This is probably the most important tip for you to take from all of this. Essentially you need to make the tempo you are playing feel slower to you. How does this happen? You subdivide.
Try this: Pick a tune you know fairly well and start soloing (or play a bebop head) at what you would consider a fast tempo. While you are playing, tap quarter notes with your foot or think quarter notes in your head (1234123412341234). After you’ve done this, solo again at the same tempo but tap beats 1 & 3 with your foot or think them in your head (1-3-1-3-1-3-1-3-).
How did it feel? Which one was easier? I guarantee you that it was when you were feeling beats 1 & 3 that if felt easiest. The key word there is “feeling”. You want to feel it more so than actually thinking or tapping it. If you want to, try taking it a step further and play the tune again but only tap on beat 1 of every measure. Makes it feel way different doesn’t it?
What this causes you to do is essentially feel the tempo at a much slower tempo. This will automatically relax you, and open up your time to leave more space and breathing room. Suddenly the speed won’t feel so daunting and you’ll be able to look at it from a brand new perspective. Don’t take my word for it! Just try it and I guarantee that you will never think of fast tempos the same again.
If you are subdividing, you will already be on the path to doing this. Probably one of the biggest stumbling blocks for musicians when trying to play up-tempos is they get too tense. Their body language with their instrument gets abrasive and they tighten the body in a way that restricts ease of playing. The trick to playing faster is not powering through it and tensing yourself, it’s relaxing.
I have two memories of being confronted by this. The first is when I was a freshman at Cornish College of the Arts in Seattle, Washington. I had just gotten there and I was nervous and too serious about music. One time I asked one of the better guitar players at the school if he would jam with me, and he agreed to do so. After we had played a tune or two he told me: “You really need to loosen up man. Your shoulders are all tense and you’re hunched over. You’re creating a bad relationship with your instrument!” After that I was constantly checking myself to see if I was relaxed. It’s still something I work on!
Another time was also in college but this time when I was a junior at City College of New York in New York City. I was in an improv class and in this particular case the professor was having us play free. I remember taking a solo and feeling like I didn’t care if I sounded good or not; I just played. Afterwards the class was opened up for comments and one of my classmates said: “Brent, that was one of the best solos I’ve ever heard you take! You were so relaxed!” This stuck with me as a moment of success; a slight departing from a previous ailment.

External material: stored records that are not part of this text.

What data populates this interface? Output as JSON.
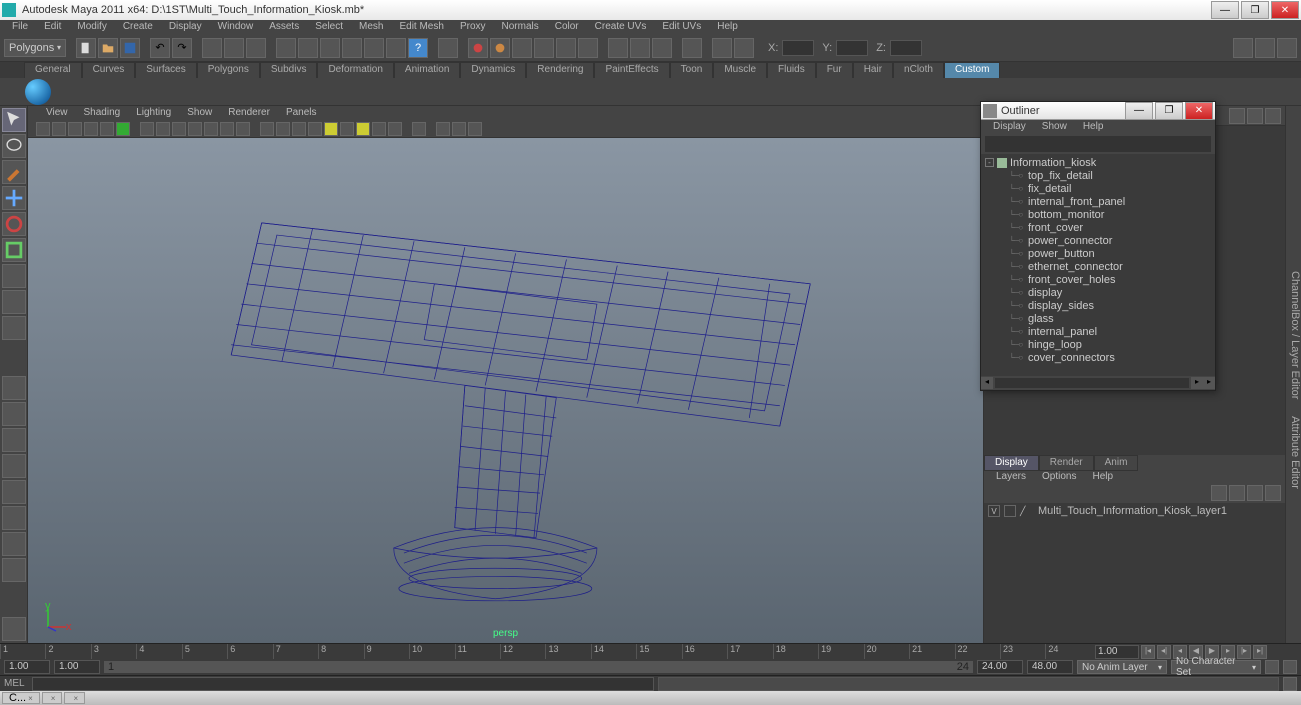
{
  "window": {
    "title": "Autodesk Maya 2011 x64: D:\\1ST\\Multi_Touch_Information_Kiosk.mb*",
    "buttons": {
      "min": "—",
      "max": "❐",
      "close": "✕"
    }
  },
  "menubar": [
    "File",
    "Edit",
    "Modify",
    "Create",
    "Display",
    "Window",
    "Assets",
    "Select",
    "Mesh",
    "Edit Mesh",
    "Proxy",
    "Normals",
    "Color",
    "Create UVs",
    "Edit UVs",
    "Help"
  ],
  "mode_selector": "Polygons",
  "coords": {
    "x_label": "X:",
    "y_label": "Y:",
    "z_label": "Z:"
  },
  "shelf_tabs": [
    "General",
    "Curves",
    "Surfaces",
    "Polygons",
    "Subdivs",
    "Deformation",
    "Animation",
    "Dynamics",
    "Rendering",
    "PaintEffects",
    "Toon",
    "Muscle",
    "Fluids",
    "Fur",
    "Hair",
    "nCloth",
    "Custom"
  ],
  "shelf_active": "Custom",
  "viewport_menu": [
    "View",
    "Shading",
    "Lighting",
    "Show",
    "Renderer",
    "Panels"
  ],
  "viewport_label": "persp",
  "axis": {
    "y": "y",
    "x": "x",
    "z": "z"
  },
  "outliner": {
    "title": "Outliner",
    "menu": [
      "Display",
      "Show",
      "Help"
    ],
    "root": "Information_kiosk",
    "children": [
      "top_fix_detail",
      "fix_detail",
      "internal_front_panel",
      "bottom_monitor",
      "front_cover",
      "power_connector",
      "power_button",
      "ethernet_connector",
      "front_cover_holes",
      "display",
      "display_sides",
      "glass",
      "internal_panel",
      "hinge_loop",
      "cover_connectors"
    ]
  },
  "rightside_tabs": [
    "ChannelBox / Layer Editor",
    "Attribute Editor"
  ],
  "layer_tabs": [
    "Display",
    "Render",
    "Anim"
  ],
  "layer_menu": [
    "Layers",
    "Options",
    "Help"
  ],
  "layers": [
    {
      "vis": "V",
      "name": "Multi_Touch_Information_Kiosk_layer1"
    }
  ],
  "timeline": {
    "ticks": [
      "1",
      "2",
      "3",
      "4",
      "5",
      "6",
      "7",
      "8",
      "9",
      "10",
      "11",
      "12",
      "13",
      "14",
      "15",
      "16",
      "17",
      "18",
      "19",
      "20",
      "21",
      "22",
      "23",
      "24"
    ],
    "current": "1.00",
    "range_start": "1.00",
    "range_end_in": "1.00",
    "slider_start": "1",
    "slider_end": "24",
    "range_end": "24.00",
    "range_out": "48.00",
    "anim_layer": "No Anim Layer",
    "char_set": "No Character Set"
  },
  "cmd_label": "MEL",
  "taskbar": [
    "C...",
    "",
    ""
  ]
}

If you want to play well at fast tempos, it is imperative that you relax! Don’t tense up, but instead release everything, take a deep breath, and let yourself just play.
3. Don’t play the same way you play at other tempos.
Another common misconception is that you just take your licks, lines and ideas you normally play and speed them up to fit the tempo. Trust me, this won’t always work!
Probably the default tempos most musicians play at is medium or medium-up. Therefore we tend to get the most practice playing at these speeds, creating certain musical habits. The problem is playing at fast tempos doesn’t always allow us to play these same ideas. It’s kind of like if you try to play a 4/4 ii-V-I line you know over top of a 3/4 ii-V-I. It’s just not going to work unless you change how you play it.
It’s important that you realize you will have to play differently over fast tempos. This means you just have to practice them more! Instead of eighth note lines try playing just quarter notes or even half notes. Try triplets and other subdivisions. Figure out unique ways to float gracefully over the time.
If you focus on doing these three things, I can guarantee you will be well on your way to playing fast tempos with much more success!